Many groups attempted to settle the New World – the Spanish, English, French, Dutch and others. Some succeeded and some failed. What made the difference? I’ve recently been reading We Could Perceive No Sign of Them: Failed Colonies in North America, 1526–1689 by David MacDonald and Raine Waters. Right in the introduction they give a pretty good synopsis of the problems that faced every expedition. In this post I’ve drawn from their work to produce a list of six challenged that all had to be overcome to make a colony successful.
No expedition could even leave Europe without securing funding. But how that funding was structured and the motives and plans of the investors would continue to have a major impact. Were they in it to make a quick profit or to establish a venture successful for the long term? Were they expecting (as most did) the colony to find gold, or some valuable but easily extractible natural resource to send back, to immediately be financially self sufficient? Did they anticipate that colonists would need further resupply missions, and were they prepared to fit them out at their own expense? Without the right backing in place the fledgling colony would wither on the vine.
Once the expedition reached the new world, they at some point had to pick a site for their settlement. How long this took was an important factor, and that was based on how much knowledge they had of the area they were exploring. This varied vastly between expeditions and decades. Once they decided on a spot, they could be helped or hurt depending on the decision they made. Was it an area good for trading with the natives and receiving supply ships, ideally near the coast on a navigable river? Was it good for defense, both from Indians, European enemies or pirates? Was the soil good for growing crops? Was the climate healthy, or disease ridden swamp land? The answers to these questions were what made or broke many settlements.
Food is a basic human need, so naturally it was a major hurdle for colonists as well. Between the expense and the dearth of methods for preserving food during ocean voyages, colonies couldn’t just depend on supply ships. Trading with natives was a possibility, but between the threat of war and the lack of excess food in the local economy to give to strangers this was not sustainable. Scavenging was also an option, and there were times when that needed to be resorted to, to survive. But colonies in it for the long haul needed to grow their own food. To survive, they needed to realize this quickly, and learn the best crops and farming methods for their area, as they were frequently different from what they were used to in Europe.

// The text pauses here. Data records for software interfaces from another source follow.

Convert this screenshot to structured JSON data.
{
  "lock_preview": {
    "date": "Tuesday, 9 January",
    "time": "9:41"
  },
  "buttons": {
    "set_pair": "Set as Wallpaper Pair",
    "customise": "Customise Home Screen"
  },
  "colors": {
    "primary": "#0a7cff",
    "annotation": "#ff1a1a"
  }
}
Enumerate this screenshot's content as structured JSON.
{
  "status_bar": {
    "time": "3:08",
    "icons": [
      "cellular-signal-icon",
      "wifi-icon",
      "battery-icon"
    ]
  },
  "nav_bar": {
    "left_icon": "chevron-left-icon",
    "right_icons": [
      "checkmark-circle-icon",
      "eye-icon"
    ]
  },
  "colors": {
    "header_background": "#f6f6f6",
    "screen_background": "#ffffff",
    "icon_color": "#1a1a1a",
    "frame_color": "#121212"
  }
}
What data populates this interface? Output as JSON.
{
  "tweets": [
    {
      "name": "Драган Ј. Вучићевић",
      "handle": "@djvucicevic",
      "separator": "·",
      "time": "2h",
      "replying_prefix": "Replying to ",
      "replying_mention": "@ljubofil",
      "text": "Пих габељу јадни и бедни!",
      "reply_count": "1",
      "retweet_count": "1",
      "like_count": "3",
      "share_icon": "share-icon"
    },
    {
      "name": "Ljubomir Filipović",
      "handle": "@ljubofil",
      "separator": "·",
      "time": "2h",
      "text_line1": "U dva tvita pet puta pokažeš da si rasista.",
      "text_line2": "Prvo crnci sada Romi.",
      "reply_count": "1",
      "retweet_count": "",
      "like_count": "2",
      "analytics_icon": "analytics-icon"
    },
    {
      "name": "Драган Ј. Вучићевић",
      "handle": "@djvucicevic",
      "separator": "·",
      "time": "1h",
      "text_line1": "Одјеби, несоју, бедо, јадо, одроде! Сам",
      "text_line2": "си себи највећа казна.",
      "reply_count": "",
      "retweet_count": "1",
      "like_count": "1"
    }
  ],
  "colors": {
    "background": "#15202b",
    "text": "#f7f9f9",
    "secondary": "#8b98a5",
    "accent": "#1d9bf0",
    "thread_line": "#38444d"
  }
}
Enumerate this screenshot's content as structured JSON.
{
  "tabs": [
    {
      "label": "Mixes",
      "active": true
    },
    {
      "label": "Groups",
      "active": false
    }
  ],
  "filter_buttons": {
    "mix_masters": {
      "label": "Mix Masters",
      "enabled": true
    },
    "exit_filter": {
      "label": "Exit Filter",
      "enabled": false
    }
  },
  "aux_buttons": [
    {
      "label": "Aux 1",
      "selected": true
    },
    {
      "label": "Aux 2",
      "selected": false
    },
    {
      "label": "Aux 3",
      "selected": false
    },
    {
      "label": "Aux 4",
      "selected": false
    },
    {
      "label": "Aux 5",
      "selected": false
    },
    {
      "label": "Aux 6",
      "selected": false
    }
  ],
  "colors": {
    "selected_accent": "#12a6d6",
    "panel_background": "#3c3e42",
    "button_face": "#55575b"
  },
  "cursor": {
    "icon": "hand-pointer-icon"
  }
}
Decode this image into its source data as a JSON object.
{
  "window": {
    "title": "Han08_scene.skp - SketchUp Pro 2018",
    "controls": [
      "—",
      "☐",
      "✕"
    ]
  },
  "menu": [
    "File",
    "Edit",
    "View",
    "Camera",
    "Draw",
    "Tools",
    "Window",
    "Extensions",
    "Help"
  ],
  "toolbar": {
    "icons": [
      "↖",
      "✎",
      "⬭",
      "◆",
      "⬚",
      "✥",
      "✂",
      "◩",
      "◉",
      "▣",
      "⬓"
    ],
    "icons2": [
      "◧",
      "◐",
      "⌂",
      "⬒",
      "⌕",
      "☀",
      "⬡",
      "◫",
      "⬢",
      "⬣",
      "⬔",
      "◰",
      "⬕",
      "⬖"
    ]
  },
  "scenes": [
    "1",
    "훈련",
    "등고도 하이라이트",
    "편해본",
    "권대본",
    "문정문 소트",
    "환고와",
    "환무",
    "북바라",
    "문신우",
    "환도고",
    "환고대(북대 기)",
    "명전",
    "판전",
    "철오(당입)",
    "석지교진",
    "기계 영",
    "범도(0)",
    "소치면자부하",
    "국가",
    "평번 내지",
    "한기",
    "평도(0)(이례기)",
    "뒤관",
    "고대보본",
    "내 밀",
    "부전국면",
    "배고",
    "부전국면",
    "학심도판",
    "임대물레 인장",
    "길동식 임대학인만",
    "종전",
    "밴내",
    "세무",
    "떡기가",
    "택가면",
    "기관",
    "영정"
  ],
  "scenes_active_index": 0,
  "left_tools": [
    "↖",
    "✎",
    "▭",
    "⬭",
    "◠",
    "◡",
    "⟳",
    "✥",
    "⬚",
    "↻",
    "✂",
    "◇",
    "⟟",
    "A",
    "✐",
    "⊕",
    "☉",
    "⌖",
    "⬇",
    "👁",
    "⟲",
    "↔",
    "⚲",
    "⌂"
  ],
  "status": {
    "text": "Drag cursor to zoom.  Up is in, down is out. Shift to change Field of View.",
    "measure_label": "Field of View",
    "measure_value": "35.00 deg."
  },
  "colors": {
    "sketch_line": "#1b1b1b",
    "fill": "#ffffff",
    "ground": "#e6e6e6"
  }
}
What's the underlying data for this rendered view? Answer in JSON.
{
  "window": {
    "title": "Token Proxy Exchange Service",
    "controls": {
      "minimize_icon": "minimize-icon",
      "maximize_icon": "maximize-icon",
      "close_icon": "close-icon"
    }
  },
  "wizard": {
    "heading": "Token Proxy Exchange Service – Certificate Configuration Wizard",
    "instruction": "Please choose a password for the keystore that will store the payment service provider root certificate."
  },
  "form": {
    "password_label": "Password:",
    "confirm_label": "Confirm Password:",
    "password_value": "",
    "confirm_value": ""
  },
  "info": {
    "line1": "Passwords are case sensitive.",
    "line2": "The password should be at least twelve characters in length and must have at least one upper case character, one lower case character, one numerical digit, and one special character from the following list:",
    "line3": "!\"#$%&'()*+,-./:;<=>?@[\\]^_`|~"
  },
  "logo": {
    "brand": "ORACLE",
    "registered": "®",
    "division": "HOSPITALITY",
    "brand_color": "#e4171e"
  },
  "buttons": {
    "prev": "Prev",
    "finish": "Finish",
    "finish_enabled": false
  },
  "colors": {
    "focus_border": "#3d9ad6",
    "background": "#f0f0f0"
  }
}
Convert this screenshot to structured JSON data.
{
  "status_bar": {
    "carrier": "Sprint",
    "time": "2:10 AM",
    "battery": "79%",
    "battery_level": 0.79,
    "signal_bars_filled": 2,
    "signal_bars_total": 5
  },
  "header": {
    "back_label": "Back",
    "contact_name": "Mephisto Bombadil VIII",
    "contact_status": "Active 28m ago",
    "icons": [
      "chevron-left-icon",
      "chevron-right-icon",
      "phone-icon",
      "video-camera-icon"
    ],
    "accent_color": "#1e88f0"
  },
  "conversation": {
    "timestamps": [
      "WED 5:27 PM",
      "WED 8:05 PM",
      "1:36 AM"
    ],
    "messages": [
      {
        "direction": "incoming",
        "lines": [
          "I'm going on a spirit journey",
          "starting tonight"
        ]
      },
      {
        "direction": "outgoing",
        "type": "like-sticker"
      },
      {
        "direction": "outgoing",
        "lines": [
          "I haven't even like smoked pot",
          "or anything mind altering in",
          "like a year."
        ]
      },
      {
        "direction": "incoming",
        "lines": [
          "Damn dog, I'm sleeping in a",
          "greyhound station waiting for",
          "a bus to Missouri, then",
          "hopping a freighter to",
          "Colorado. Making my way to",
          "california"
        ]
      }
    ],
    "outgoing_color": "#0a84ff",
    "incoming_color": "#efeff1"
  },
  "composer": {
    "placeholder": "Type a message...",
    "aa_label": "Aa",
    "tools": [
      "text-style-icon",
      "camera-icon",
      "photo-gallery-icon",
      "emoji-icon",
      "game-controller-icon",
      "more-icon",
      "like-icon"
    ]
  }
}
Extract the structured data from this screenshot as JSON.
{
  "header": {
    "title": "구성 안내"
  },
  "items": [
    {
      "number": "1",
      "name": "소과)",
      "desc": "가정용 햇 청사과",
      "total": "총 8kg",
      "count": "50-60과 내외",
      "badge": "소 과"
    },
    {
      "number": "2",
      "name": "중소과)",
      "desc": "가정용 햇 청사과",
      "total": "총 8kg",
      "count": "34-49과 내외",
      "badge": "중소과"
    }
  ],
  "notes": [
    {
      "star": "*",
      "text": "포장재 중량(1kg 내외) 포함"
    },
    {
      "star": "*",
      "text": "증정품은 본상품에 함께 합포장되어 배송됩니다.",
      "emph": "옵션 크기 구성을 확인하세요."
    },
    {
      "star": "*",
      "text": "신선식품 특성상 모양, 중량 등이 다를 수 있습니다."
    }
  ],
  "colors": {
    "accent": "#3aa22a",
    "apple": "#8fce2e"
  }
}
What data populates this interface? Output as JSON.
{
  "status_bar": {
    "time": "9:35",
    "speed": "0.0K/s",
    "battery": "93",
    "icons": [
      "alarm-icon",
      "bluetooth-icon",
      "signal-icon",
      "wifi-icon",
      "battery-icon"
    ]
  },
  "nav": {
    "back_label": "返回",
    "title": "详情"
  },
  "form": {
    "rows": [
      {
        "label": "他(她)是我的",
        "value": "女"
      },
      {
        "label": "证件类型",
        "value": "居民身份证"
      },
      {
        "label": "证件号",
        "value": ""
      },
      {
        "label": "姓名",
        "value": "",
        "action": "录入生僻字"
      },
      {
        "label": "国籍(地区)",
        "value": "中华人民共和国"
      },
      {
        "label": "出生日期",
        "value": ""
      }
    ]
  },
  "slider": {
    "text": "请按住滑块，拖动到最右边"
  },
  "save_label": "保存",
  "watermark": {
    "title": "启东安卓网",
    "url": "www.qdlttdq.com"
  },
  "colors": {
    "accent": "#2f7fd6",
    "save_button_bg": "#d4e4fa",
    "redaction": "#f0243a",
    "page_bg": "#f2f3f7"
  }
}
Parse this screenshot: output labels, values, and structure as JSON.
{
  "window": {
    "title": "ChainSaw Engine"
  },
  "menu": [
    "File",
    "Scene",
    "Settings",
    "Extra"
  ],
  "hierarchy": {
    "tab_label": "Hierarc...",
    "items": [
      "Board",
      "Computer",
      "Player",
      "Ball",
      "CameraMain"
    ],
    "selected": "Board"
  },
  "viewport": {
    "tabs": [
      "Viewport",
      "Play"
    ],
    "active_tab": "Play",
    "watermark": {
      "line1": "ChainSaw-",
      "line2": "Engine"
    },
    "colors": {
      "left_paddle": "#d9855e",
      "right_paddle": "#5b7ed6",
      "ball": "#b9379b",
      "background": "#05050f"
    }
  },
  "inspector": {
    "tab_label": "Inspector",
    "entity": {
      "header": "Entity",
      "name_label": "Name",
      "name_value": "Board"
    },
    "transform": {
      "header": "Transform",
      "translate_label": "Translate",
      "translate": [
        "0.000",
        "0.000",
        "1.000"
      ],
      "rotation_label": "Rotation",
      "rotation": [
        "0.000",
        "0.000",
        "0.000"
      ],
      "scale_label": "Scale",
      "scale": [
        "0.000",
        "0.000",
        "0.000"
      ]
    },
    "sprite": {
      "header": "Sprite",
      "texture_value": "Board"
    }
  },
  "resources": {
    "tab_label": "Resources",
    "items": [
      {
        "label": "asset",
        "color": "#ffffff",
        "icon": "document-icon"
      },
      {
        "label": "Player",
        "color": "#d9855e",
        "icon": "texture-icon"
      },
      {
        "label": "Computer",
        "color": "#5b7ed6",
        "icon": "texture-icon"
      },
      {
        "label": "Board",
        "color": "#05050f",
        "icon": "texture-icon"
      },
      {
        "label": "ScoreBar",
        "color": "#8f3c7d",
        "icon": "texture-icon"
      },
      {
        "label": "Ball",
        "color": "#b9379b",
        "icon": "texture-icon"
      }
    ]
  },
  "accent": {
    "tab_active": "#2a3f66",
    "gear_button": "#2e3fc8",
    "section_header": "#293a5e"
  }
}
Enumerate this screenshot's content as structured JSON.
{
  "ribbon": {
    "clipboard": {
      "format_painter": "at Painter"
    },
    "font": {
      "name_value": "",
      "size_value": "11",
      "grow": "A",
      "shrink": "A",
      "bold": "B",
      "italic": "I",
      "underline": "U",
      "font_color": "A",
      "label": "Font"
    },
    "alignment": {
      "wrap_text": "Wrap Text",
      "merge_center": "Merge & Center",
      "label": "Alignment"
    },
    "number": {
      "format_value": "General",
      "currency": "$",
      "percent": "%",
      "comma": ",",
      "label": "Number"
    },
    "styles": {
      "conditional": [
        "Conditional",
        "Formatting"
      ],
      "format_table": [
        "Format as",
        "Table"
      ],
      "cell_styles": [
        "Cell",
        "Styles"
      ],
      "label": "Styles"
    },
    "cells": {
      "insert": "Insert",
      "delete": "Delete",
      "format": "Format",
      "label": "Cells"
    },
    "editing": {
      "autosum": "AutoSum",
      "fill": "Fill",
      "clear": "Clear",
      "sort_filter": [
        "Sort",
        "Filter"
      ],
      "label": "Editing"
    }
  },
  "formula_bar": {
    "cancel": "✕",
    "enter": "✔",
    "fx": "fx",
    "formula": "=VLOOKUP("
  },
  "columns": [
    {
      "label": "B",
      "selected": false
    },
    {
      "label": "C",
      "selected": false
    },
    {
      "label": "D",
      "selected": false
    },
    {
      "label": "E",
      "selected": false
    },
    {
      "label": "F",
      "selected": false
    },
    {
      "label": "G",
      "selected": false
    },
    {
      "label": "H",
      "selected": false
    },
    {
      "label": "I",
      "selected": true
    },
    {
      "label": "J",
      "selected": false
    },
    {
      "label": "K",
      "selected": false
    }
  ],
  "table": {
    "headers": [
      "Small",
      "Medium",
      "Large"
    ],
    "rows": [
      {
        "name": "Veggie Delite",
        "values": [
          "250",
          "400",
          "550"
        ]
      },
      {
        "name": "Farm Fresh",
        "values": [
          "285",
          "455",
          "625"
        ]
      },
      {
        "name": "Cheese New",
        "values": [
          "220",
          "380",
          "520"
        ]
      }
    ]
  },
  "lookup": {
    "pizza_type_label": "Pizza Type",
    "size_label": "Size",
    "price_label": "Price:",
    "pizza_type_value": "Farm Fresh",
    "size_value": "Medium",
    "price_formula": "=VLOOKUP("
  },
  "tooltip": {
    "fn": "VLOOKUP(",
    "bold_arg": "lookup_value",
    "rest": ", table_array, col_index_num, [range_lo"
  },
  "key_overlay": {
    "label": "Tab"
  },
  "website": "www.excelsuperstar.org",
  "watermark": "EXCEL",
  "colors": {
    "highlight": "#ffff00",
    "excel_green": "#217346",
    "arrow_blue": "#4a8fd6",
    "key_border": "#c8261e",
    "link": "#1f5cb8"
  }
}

Another major factor that influenced whether colonies succeeded or failed is who the colonists were. Were they families or single men? Both had advantages and disadvantages. Bringing families at the beginning meant more mouths to feed that were not able to pull their weight. On the other hand, a colony of adventurers who had left their families, or any hope to build a family, behind, were far less likely to endure the hardship and put in the effort to create a lasting settlement.
But far more than just the demographics mattered. Were they the dregs of society, shipped abroad because they were unwanted at home – criminals, orphans and disgraced gentlemen, or were they hard working people looking for a chance to build a new life? What was their work ethic? Were they trained in the trades or tasks that they needed to perform? Was the business side of the venture structured in such a way that they had incentives to work hard and build a society? Were they quarrelsome, ready to mutiny at the slightest provocation, or willing to submit to leadership? The answers to all these questions played themselves out in the story of every community that set foot on the soil of America.
Leading a colony, far from home and any chance of immediate support, was a daunting undertaking. But it would be hard to bet on a settlement’s success without good leadership. The group’s leader had to deal with difficult subordinates, troublesome colonists, negotiations with sometimes hostile Indians, and restless investors and governments at home. This type of situation could easily magnify a man’s faults, pushing him to the breaking point. Many ventures rose and fell with the men who commanded them.
A single leader, though, often wasn’t enough. Not only were trustworthy subordinates helpful, but colonizing was a dangerous business. Often the first leader did not survive long, and if there wasn’t a man ready to step into his place, the entire colony could be doomed.
Another critical factor was security. Colonies were always under threat of attack, both from Indians and Europeans. Obviously, failure to keep the peace or defend one’s self militarily would mean a speedy end to the colony.
7. Self Sufficiency
Once all the preceding hurdles were being passed successfully, there was one final one – could it be financially self sufficient. It would take many years for a new settlement to recreate all the industry that they left behind in the old world so that they could forgo any shipments from home without losing the comforts they were used to. Colonies needed to provide short and long term financial benefit to keep investors interested and pay for the goods shipped from home. They also needed to provide political benefit, whether for their home country to exert power in another region of the globe, provide an outlet for the home country’s trade goods, or even relieve a burgeoning population in a land short region. This gave their home government the political willpower to maintain their foothold, offensive as it may have been to their neighbors, and, if necessary, to even send military forces to fight for it.
Which of these factors do you think were most important? What did I miss? Feel free to let me know in the comments below.